_Task brief_. Please copy each line in the records below that contains the string "number".

_Data listing_.
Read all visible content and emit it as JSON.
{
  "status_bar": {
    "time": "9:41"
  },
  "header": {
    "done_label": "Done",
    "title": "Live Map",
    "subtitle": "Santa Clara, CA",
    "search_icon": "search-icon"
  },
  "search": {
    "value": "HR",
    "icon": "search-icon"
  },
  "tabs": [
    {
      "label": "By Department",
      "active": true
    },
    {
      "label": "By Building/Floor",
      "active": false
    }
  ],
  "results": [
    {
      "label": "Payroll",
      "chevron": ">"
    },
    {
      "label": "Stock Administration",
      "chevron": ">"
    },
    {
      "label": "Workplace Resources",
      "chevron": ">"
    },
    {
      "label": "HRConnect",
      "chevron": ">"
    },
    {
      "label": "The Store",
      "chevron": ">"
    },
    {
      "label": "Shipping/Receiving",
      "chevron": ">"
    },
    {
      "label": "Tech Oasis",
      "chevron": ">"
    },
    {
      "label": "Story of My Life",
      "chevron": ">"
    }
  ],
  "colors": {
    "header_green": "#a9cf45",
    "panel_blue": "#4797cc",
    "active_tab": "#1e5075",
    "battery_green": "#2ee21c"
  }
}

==

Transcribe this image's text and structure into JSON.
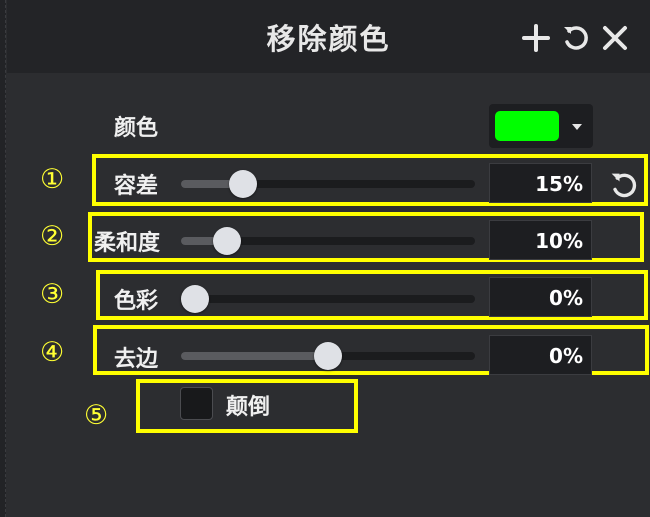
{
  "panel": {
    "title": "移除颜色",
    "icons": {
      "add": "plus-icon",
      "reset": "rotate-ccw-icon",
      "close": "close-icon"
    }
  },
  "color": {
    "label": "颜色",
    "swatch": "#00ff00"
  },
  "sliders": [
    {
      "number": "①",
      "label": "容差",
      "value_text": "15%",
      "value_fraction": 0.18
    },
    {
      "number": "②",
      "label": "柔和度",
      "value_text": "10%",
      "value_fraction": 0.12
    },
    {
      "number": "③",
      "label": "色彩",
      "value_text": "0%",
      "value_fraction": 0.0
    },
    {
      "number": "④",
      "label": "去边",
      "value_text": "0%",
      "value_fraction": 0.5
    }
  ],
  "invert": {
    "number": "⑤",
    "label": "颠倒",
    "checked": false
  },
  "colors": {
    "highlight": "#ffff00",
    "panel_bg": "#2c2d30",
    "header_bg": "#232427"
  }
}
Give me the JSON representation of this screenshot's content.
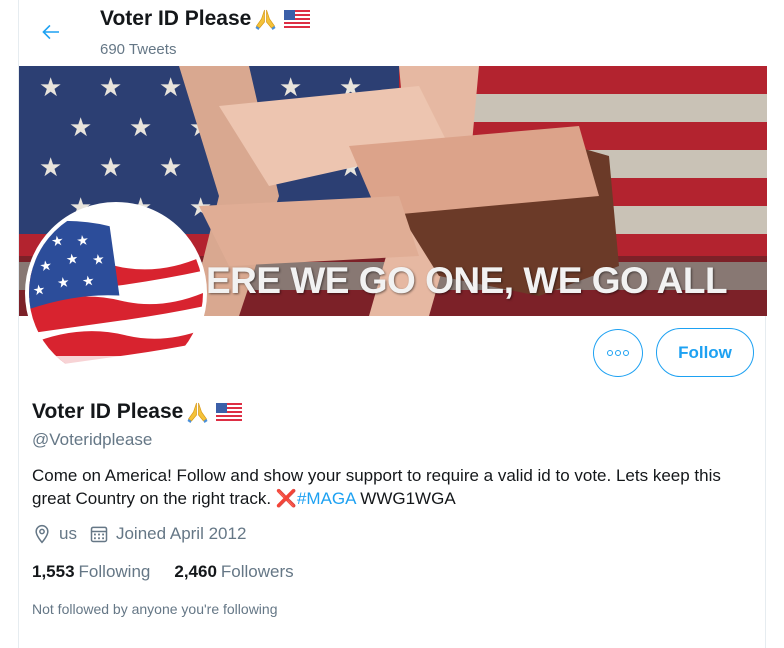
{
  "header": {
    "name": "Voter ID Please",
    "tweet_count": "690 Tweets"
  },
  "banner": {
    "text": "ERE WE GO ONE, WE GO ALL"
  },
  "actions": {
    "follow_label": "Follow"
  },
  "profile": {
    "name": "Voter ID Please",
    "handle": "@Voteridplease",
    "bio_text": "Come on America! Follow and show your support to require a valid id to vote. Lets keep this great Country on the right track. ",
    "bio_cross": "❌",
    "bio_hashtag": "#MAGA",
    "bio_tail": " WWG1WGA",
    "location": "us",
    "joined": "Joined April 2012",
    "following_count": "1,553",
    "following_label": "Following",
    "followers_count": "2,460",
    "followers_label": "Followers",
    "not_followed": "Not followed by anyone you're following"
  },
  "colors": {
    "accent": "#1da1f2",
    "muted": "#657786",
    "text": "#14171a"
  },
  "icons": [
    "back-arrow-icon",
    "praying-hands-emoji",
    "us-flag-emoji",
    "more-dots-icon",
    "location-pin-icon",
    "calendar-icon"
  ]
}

_Written reply_.
      "number": "①",
      "number": "②",
      "number": "③",
      "number": "④",
    "number": "⑤",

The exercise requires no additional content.